Being young in Brexit Britain

A UCL-funded project that explored young people's attitudes towards and aspirations after the Brexit referendum.

This project examined young people's attitudes towards Brexit and explores their hopes, fears, and aspirations for the future of Britain (and for their own future in Britain). 

In the process, the study focused not just on young Remainers, but also shedded much needed light on the attitudes, aspirations and identities of young people that supported Britain leaving the EU.

The project ended in December 2018.


Preliminary analysis of the EU referendum results indicated that young people under 30 were more likely to vote Remain, and we know that young people are more likely to report having a post-national identity that incorporates a European dimension.

We expected that this age group would be more likely to be affected by many of the negative consequences that have been predicted (such as higher unemployment, and greater restrictions on mobility for study and work, to name but two). 


In light of this, we wanted to examine young Briton's attitudes towards the results and its aftermath, their expectations and aspirations for the future, and whether their identities were starting to shift away from the post-national position that we have come to expect of the younger generation.

In the process, this project also aimed to shed light on the attitudes, aspirations and identities of the young people that supported Britain leaving the EU.

Although this is a minority position, this view is one that is held by a substantial minority of young people (c. 30% by some estimates). This group are not only typically characterised as being 'left behind' by globalisation but they also tend to be overlooked by debates which instead focus on the position that most young people have taken (i.e. to support Remain).

Even though these young Leavers are often less likely to vote, understanding their motivations and aspirations is important if we are to understand the wider socio-political context in which their civic and political identities are emerging, and the potential consequences of this for social and political attitudes and behaviours.


We looked at these questions from a qualitative perspective, using a combination of focus groups and in-depth interviews.

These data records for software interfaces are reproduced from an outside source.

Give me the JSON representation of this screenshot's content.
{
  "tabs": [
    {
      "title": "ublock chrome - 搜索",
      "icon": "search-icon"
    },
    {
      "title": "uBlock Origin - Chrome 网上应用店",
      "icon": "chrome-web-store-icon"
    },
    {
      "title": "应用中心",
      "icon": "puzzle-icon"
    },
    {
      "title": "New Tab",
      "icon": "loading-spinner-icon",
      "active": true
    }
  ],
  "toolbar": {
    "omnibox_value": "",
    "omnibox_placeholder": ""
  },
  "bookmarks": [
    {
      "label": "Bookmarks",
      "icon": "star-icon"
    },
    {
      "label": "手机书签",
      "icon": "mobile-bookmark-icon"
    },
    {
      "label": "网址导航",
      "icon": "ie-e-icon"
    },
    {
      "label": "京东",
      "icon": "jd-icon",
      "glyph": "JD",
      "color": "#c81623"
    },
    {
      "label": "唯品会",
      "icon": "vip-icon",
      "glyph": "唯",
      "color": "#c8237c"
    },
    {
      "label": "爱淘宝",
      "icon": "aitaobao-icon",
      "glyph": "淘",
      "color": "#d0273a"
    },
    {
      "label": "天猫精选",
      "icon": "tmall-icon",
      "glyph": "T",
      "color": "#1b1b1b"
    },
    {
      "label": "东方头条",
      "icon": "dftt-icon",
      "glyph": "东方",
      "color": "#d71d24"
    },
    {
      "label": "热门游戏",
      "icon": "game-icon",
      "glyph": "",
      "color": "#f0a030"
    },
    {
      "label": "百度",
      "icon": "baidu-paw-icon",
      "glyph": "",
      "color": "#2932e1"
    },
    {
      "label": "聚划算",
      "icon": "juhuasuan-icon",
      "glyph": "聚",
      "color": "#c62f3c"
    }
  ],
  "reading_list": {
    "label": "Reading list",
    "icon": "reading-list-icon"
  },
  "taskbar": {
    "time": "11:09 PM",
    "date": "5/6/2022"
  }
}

The young participants were between the ages of 15 and 29, and at a range of different stages in young adulthood (studying at further education college or university, on the cusp of graduation, experiencing their first full-time employment, or struggling to find work). 

Research team